Results of a small systematic review identify a vulnerable ethnic group members of which may be patients in your practice.
South Asians comprise about 20% of the global population; it appears this population generally develops type 2 diabetes (T2D) about 5-10 years earlier than white Europeans. South Asians also tend to have a higher prevalence of T2D complications at presentation, worse outcomes, and die at younger ages than white Europeans.What about South Asians with T1D? Little is known about their outcomes compared to other ethnic/racial groups.The short slide show above reviews results of the first systematic review of outcomes for South Asians with T1D compared with other populations.
First Systematic Review of Outcomes for South Asians with T1D vs white Europeans and Africans; searched 2 databases for studies published in English from 1946-February 2016.
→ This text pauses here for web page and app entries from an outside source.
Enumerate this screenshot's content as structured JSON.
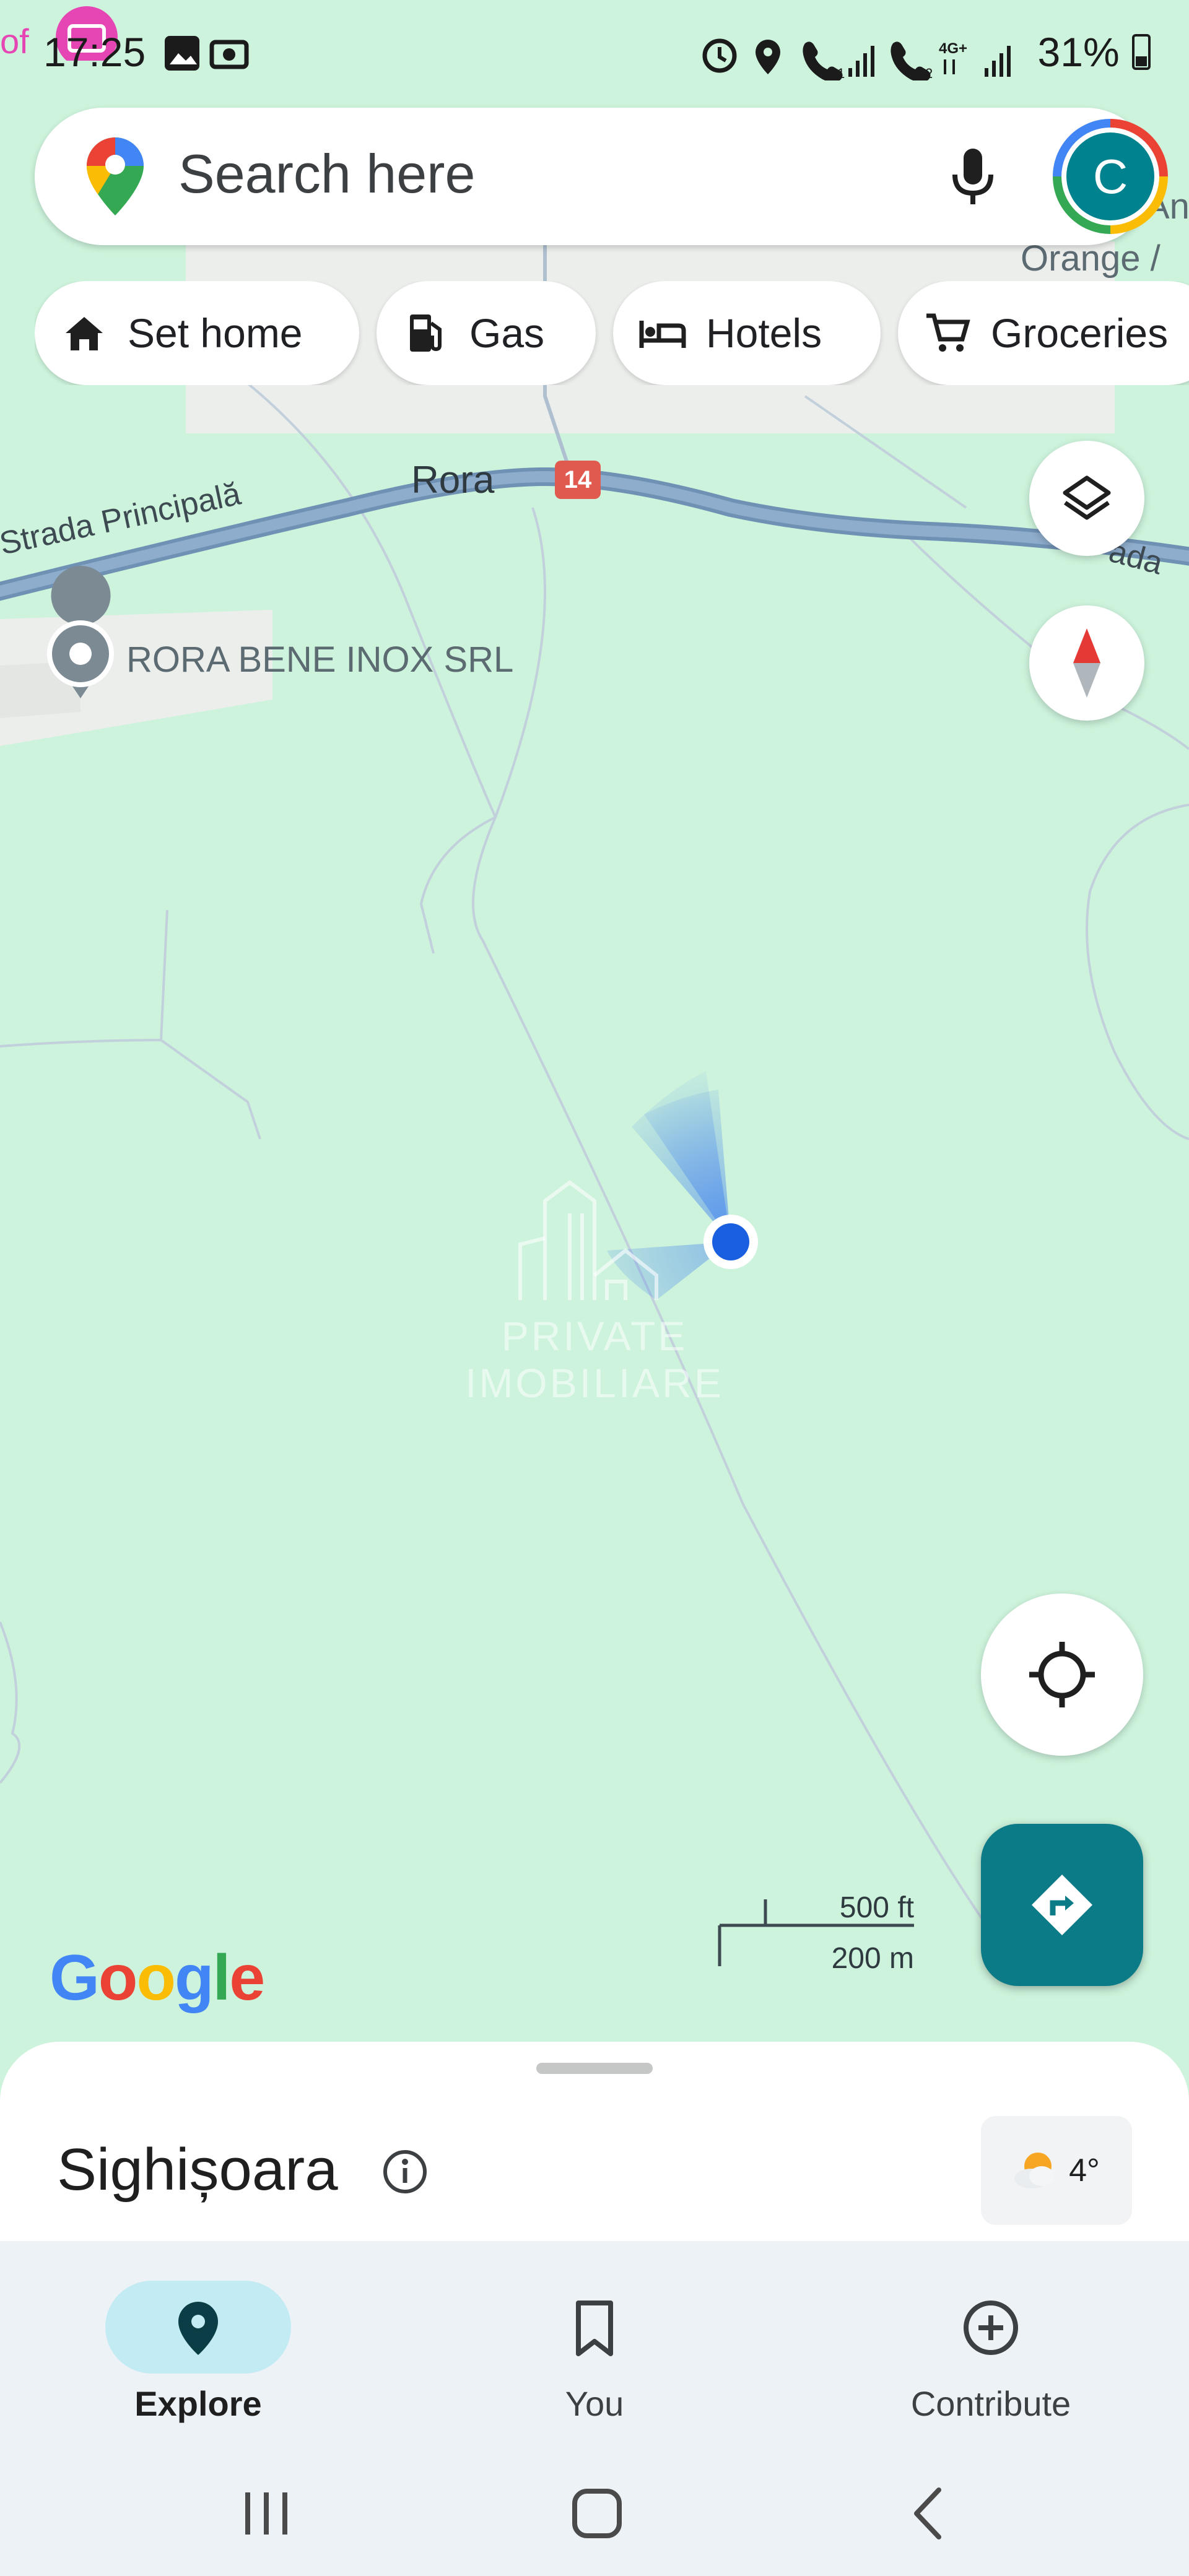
{
  "status_bar": {
    "time": "17:25",
    "battery": "31%",
    "icons": [
      "notification-bubble-icon",
      "gallery-icon",
      "camera-icon",
      "alarm-icon",
      "location-icon",
      "call-sim1-icon",
      "signal-icon",
      "call-sim2-icon",
      "4g-icon",
      "signal-icon",
      "battery-icon"
    ]
  },
  "search": {
    "placeholder": "Search here",
    "avatar_letter": "C"
  },
  "chips": [
    {
      "label": "Set home",
      "icon": "home-icon"
    },
    {
      "label": "Gas",
      "icon": "gas-station-icon"
    },
    {
      "label": "Hotels",
      "icon": "hotel-bed-icon"
    },
    {
      "label": "Groceries",
      "icon": "shopping-cart-icon"
    }
  ],
  "map": {
    "road_label_main": "Rora",
    "road_label_left": "Strada Principală",
    "road_label_right": "ada",
    "route_shield": "14",
    "poi_label": "RORA BENE INOX SRL",
    "poi_label_2": "Orange /",
    "poi_label_3": "Ant",
    "watermark_text": "PRIVATE IMOBILIARE",
    "google_logo": "Google",
    "scale_ft": "500 ft",
    "scale_m": "200 m",
    "colors": {
      "land": "#cdf3dc",
      "road": "#7f9fbd",
      "route_shield": "#e05a4f",
      "location_dot": "#1a5fe0",
      "accent": "#0b7b87"
    }
  },
  "sheet": {
    "place_name": "Sighișoara",
    "weather_temp": "4°"
  },
  "bottom_nav": {
    "items": [
      {
        "label": "Explore",
        "icon": "explore-pin-icon",
        "selected": true
      },
      {
        "label": "You",
        "icon": "bookmark-icon",
        "selected": false
      },
      {
        "label": "Contribute",
        "icon": "plus-circle-icon",
        "selected": false
      }
    ]
  }
}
Compared to white Europeans with T1D, South Asians with T1D have: higher mortality; especially South Asian women whose mortality rate is more than 2 times higher vs non-South Asians with T1D in the UK population
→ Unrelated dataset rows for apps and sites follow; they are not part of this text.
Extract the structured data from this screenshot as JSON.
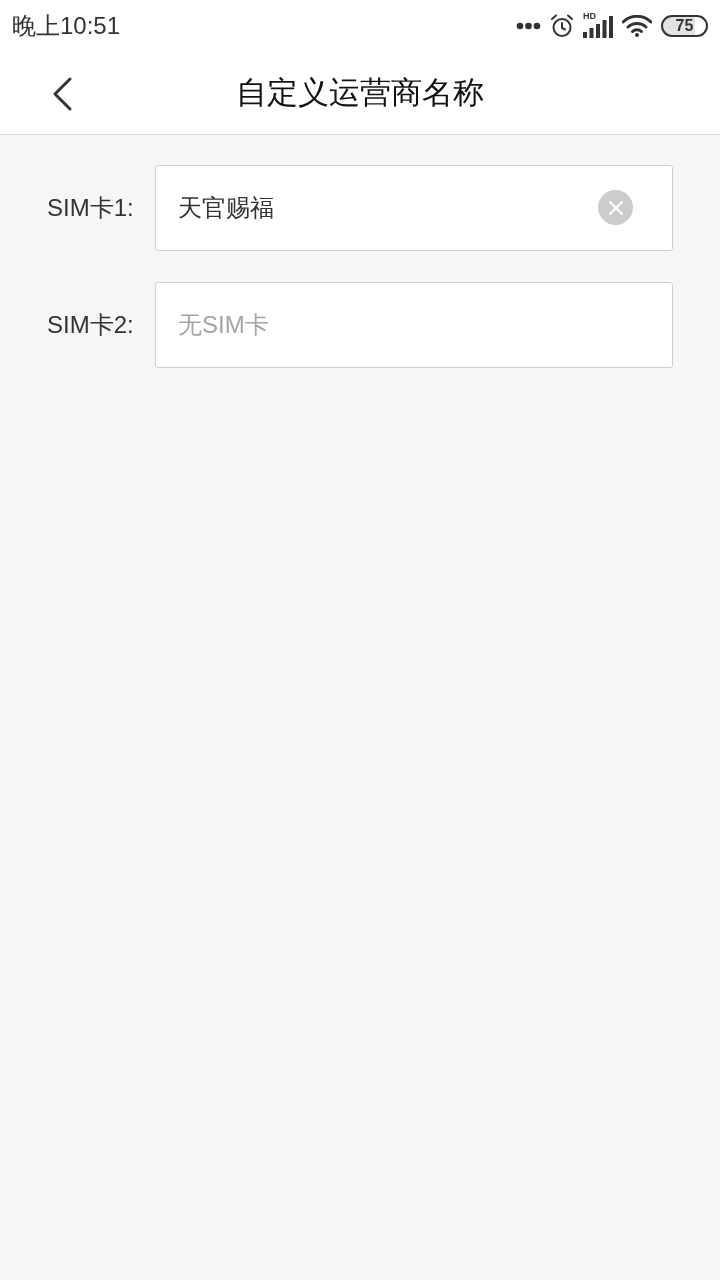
{
  "status_bar": {
    "time": "晚上10:51",
    "network_label": "HD",
    "battery": "75"
  },
  "header": {
    "title": "自定义运营商名称"
  },
  "fields": [
    {
      "label": "SIM卡1:",
      "value": "天官赐福",
      "clear_button": true
    },
    {
      "label": "SIM卡2:",
      "placeholder": "无SIM卡",
      "clear_button": false
    }
  ]
}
Compared to Africans with T1D, South Asians with T1D have: Lower microalbuminuria; lower A1c, lower systolic BP.
Study limitations: outcomes not comparable across studies; poor study quality in general, most were retrospective observational or cross-sectional.
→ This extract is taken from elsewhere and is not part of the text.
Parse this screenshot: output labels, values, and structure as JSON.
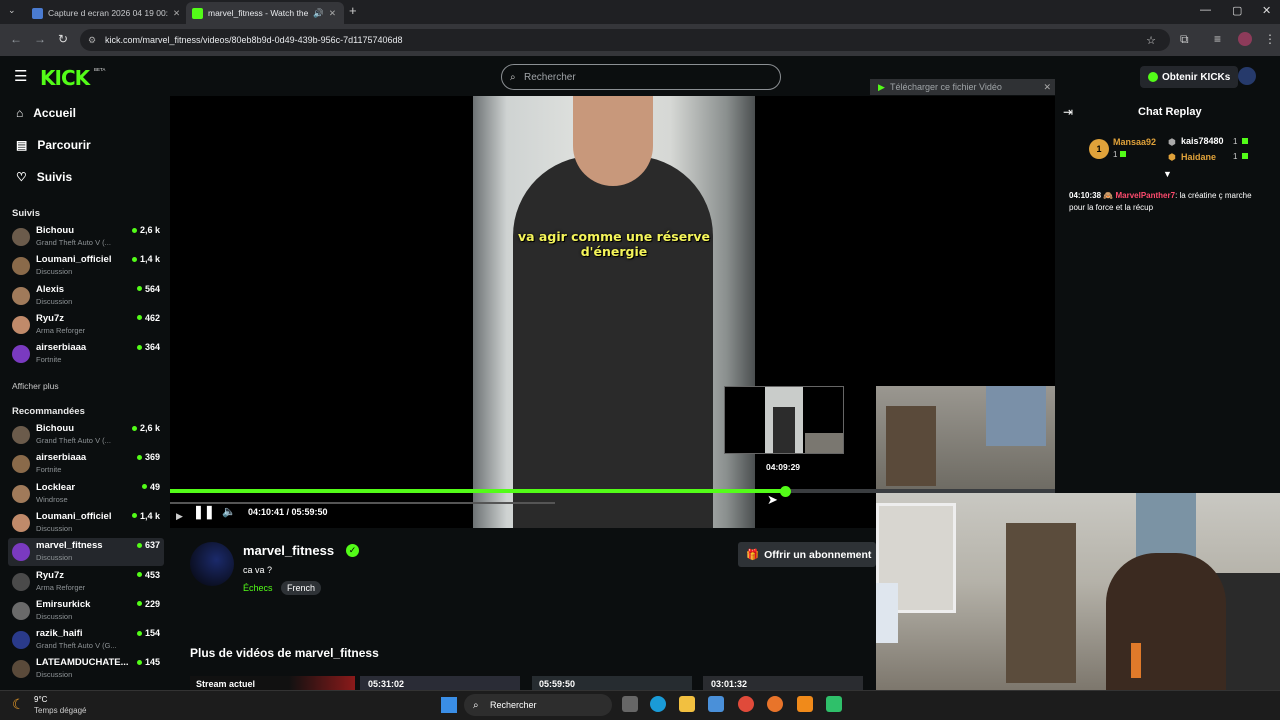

Authors' comments: Given the close association between glycaemic control with CVD and excess mortality in T1D, and the higher HbA1c in the South Asian population, the findings of this systematic review call for more aggressive glycaemic control in the South Asian T1D population.